In between Mount Wintour to the north and Gap Mountain to the south lies a small peak that displays the typical Opal Range contours.
Back in October '88 I soloed this peak, ascending by the north ridge and descending the south ridge. On reaching the summit I found a cairn and PVC pipe register. Inside I found a record of one other ascent. This party called the peak Mount Redpoll, noted they had found a summit cairn, and called their ascent the first recorded ascent of the south ridge. With that information I called my ascent the first recorded ascent of the north ridge. With mention of the previous party's ascent of the south ridge I decided to traverse the peak and descend that way.
A recent party put up a 5.7 route on the east face and found the cairn and remains of the PVC pipe but no paper record. They called the peak Opoca after Opal Creek and Elpoca Creek on either side. They descended the south ridge, rapping off at a steep cliff band. I recall some extreme difficulty with descending the south ridge but after 32 years, that folly has faded into the mists. On a subsequent trip to the area, I chose a different route up Opal Creek to access the bumps and meadows to the east of Opoca. Old map annotations indicate trudges on both the north and south sides around Opal Falls but which one was preferable, I could no longer say.
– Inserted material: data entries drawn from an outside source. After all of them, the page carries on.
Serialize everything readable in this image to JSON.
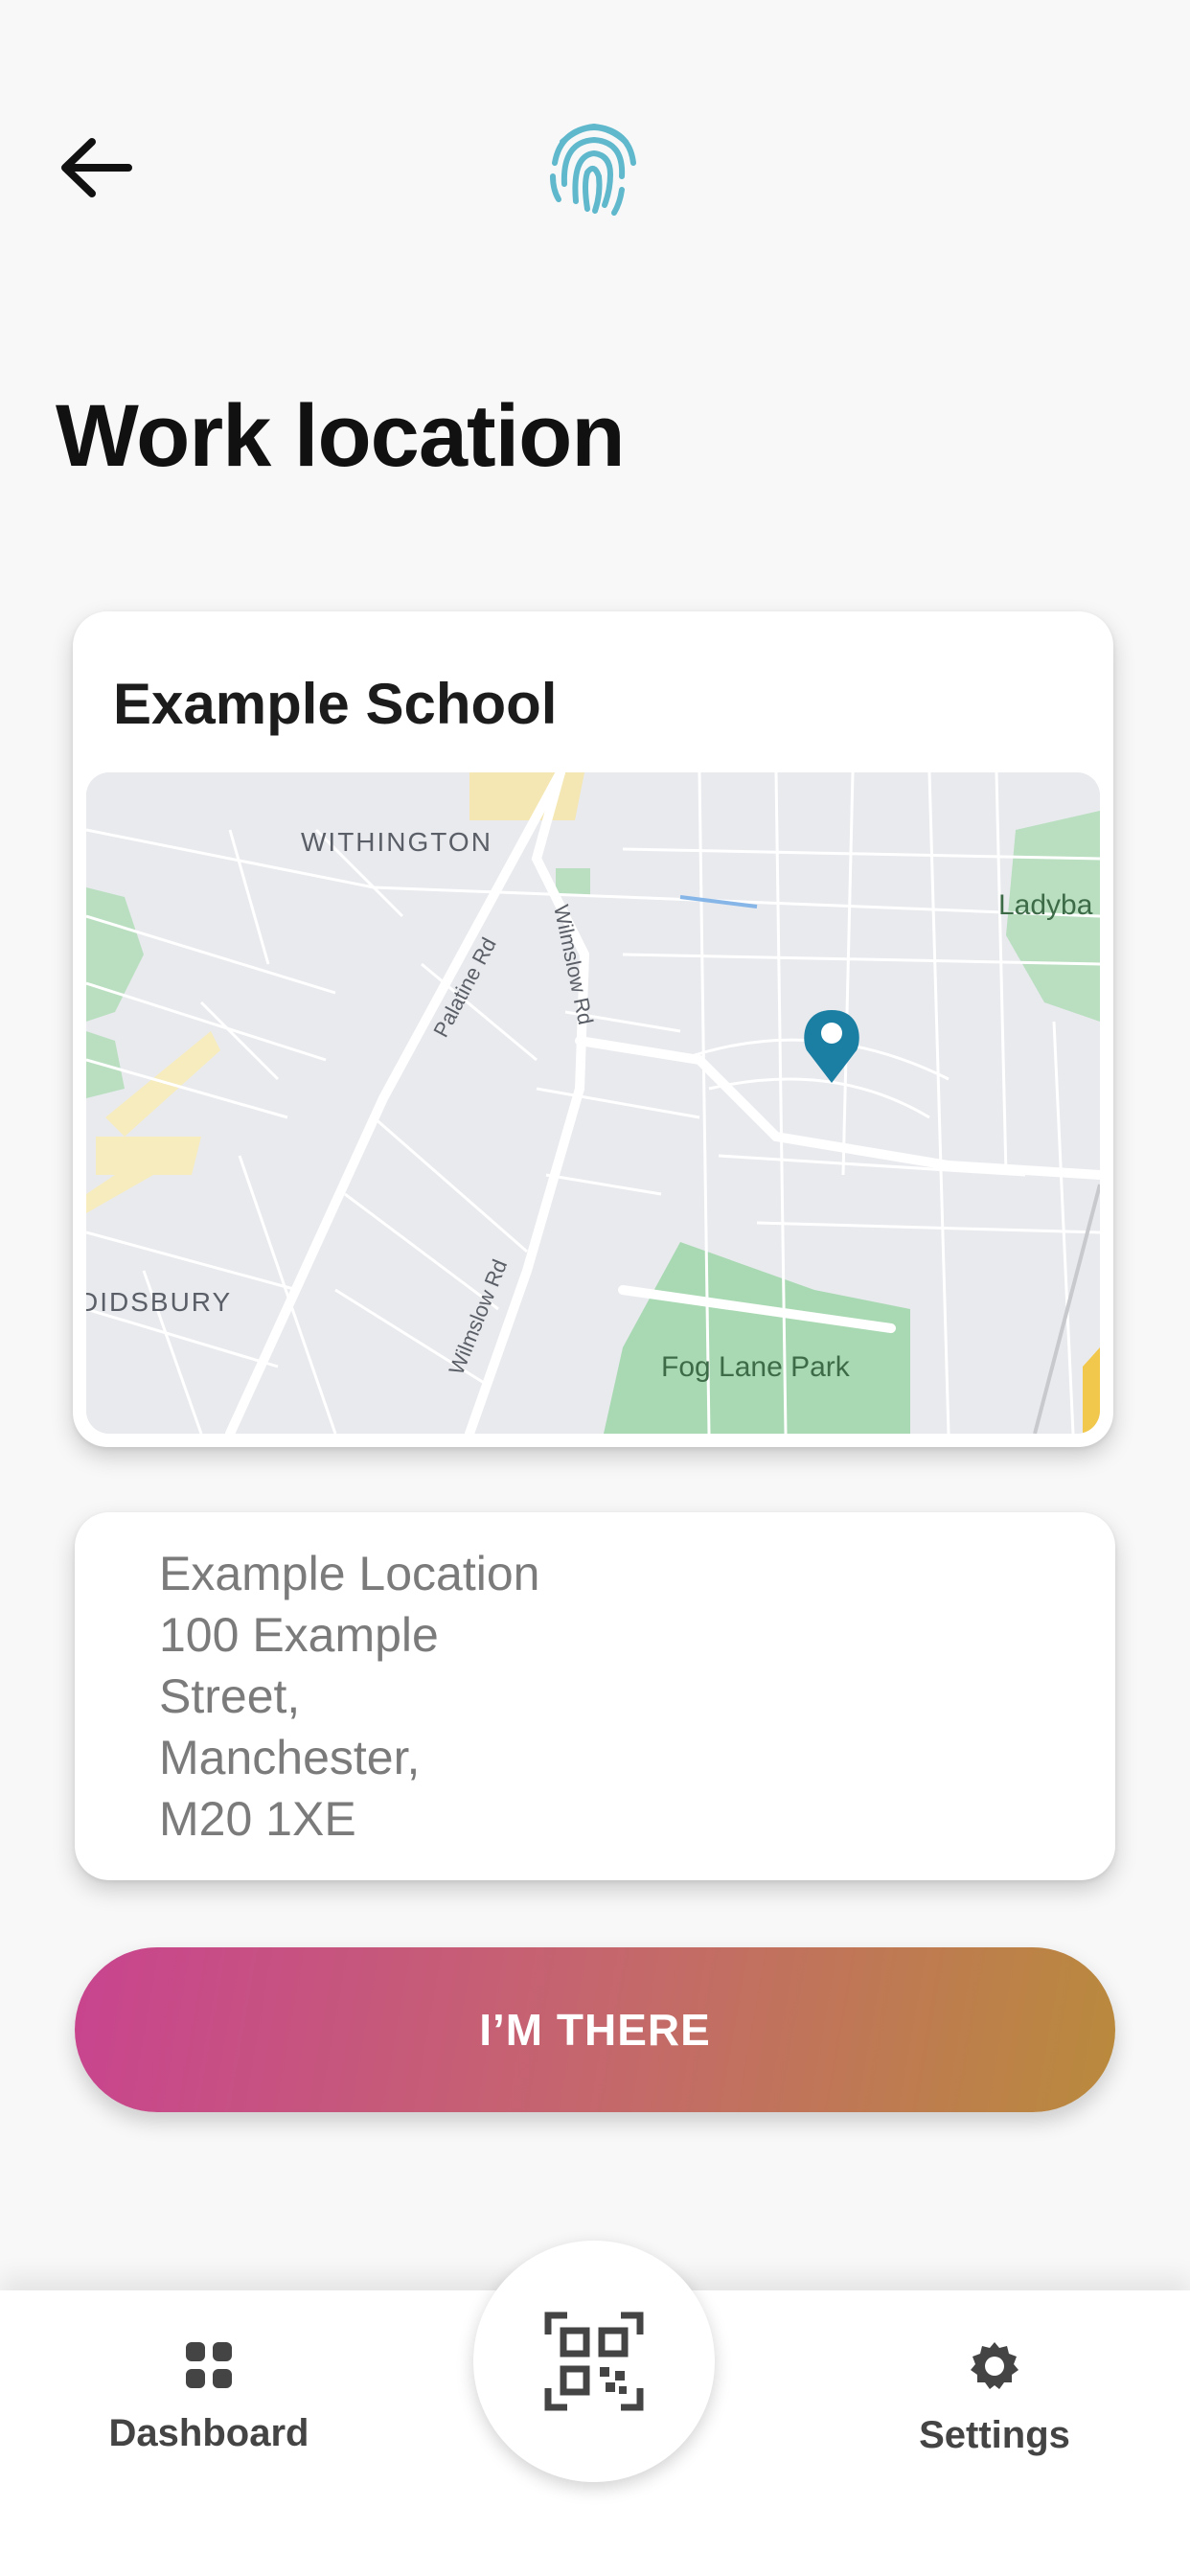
{
  "header": {
    "back_icon": "arrow-left-icon",
    "logo_icon": "fingerprint-icon",
    "logo_color": "#5fb8cc"
  },
  "page": {
    "title": "Work location"
  },
  "location_card": {
    "name": "Example School",
    "map": {
      "labels": {
        "withington": "WITHINGTON",
        "didsbury": "DIDSBURY",
        "palatine": "Palatine Rd",
        "wilmslow_top": "Wilmslow Rd",
        "wilmslow_bottom": "Wilmslow Rd",
        "park": "Fog Lane Park",
        "ladybarn": "Ladyba"
      },
      "pin_icon": "map-pin-icon",
      "pin_color": "#1a7fa3"
    }
  },
  "address": {
    "lines": [
      "Example Location",
      "100 Example",
      "Street,",
      "Manchester,",
      "M20 1XE"
    ]
  },
  "action": {
    "label": "I’M THERE"
  },
  "tabbar": {
    "dashboard_label": "Dashboard",
    "settings_label": "Settings",
    "scan_icon": "qr-scan-icon"
  }
}
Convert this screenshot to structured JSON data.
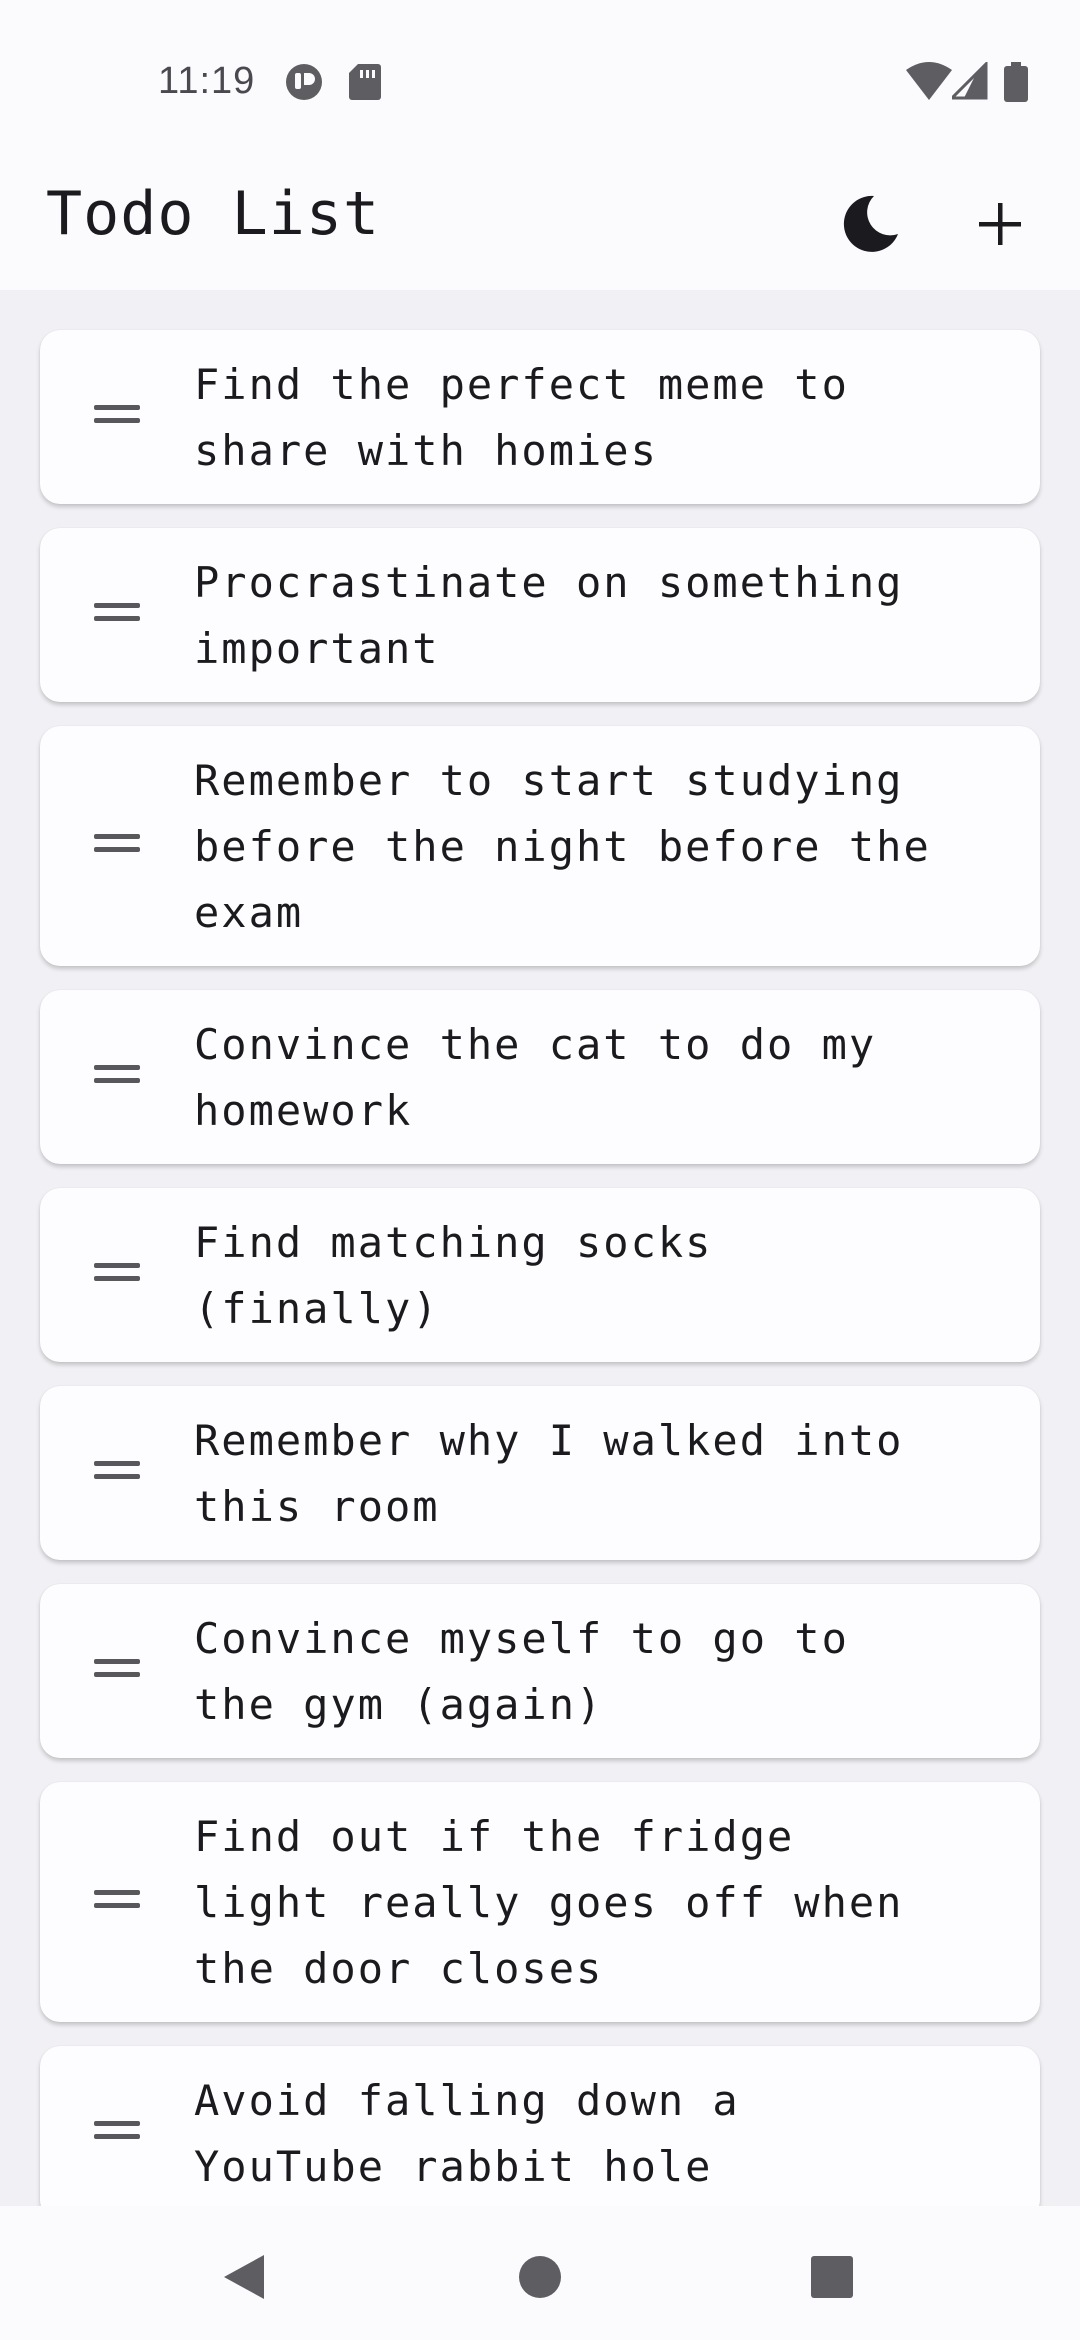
{
  "status_bar": {
    "time": "11:19",
    "icons": [
      "app-notification-icon",
      "sd-card-icon",
      "wifi-icon",
      "signal-icon",
      "battery-icon"
    ]
  },
  "app_bar": {
    "title": "Todo List",
    "actions": [
      "dark-mode-icon",
      "add-icon"
    ]
  },
  "todos": [
    {
      "text": "Find the perfect meme to\nshare with homies"
    },
    {
      "text": "Procrastinate on something\nimportant"
    },
    {
      "text": "Remember to start studying\nbefore the night before the\nexam"
    },
    {
      "text": "Convince the cat to do my\nhomework"
    },
    {
      "text": "Find matching socks\n(finally)"
    },
    {
      "text": "Remember why I walked into\nthis room"
    },
    {
      "text": "Convince myself to go to\nthe gym (again)"
    },
    {
      "text": "Find out if the fridge\nlight really goes off when\nthe door closes"
    },
    {
      "text": "Avoid falling down a\nYouTube rabbit hole"
    }
  ],
  "nav_bar": {
    "buttons": [
      "back-icon",
      "home-icon",
      "recents-icon"
    ]
  },
  "colors": {
    "background": "#f1f0f4",
    "surface": "#fdfdff",
    "text": "#1b1b1f",
    "icon": "#57575c"
  }
}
My memory of the north ridge route on Opoca was that it was just a scramble so Doug and I headed out for a visit. The Elpoca Viewpoint road is blocked with a gate and the area to the south has been closed for sometime due to bears. We followed a long road beyond the gate, passed several piles of bear scat, looped back to the picnic area below the falls, and then hit the bush on a good trail. This soon deteriorated after what we presumed, was a branch to the Opal Falls lookout, and we entered steep terrain heading up to some dark cliffs. These cliffs are composed of very solid rock, unlike the usual fractured, lighter colored rock typical of the Opals. If these dark cliffs were located closer to the road they'd sport all sorts of rock routes. We chose a steep gully splitting the cliffs and thrutched our way up. It was not pleasant, although the views back west were nice. Part way up, sweat dripping in my eyes, I disturbed a wasp nest and suddenly dozens of them were swarming. Fatigue forgotten, I put it in overdrive to get out of there but suffered a couple stings on my bare thigh. I employed some mud first aid treatment higher up. Other flying aggravation included lots of skeeters and many, always annoying, horse flies. Since they react slowly, despite Park admonitions not to disturb the wildlife, I diminished their population throughout the day, including several ski pole hits.
In the ascent gully.
At the top there was an open forested plateau with moss and flowers with a good look at the north ridge on Gap Mountain.
Gap Mountain. Doug and I climbed this ridge (hard 5.5) in '86.
We found another animal trail that headed up, high on the Opoca side above Opal Creek with a great view of the south ridge on Mount Wintour.
This trail made a rising traverse through rock and small trees below the imposing cliffs above.
Trail crew at work.
We came on a small herd of sheep and soon after reached a spot where the projected scramble through cliffs and rubble led us to call "Time". We didn't round the north end of Opoca enough to give a glimpse of the route I must have taken. All we could see was very steep cliffs above the rubble.
I'm thinking I must have come up on the north side of Opal Creek which would have given a more expansive view of a potential route to the top of the north ridge.
Retracing our steps we chose a different gully down through the dark cliff band which offered more scree trundle options.
Coming down the descent gully.
From above we could see that a short descent through the bush, straight down from the picnic site, would intersect the approach road and cut off the loop and long road trudge. Compared to last weekend's bush fest, this was easy, and we were soon back at the cars.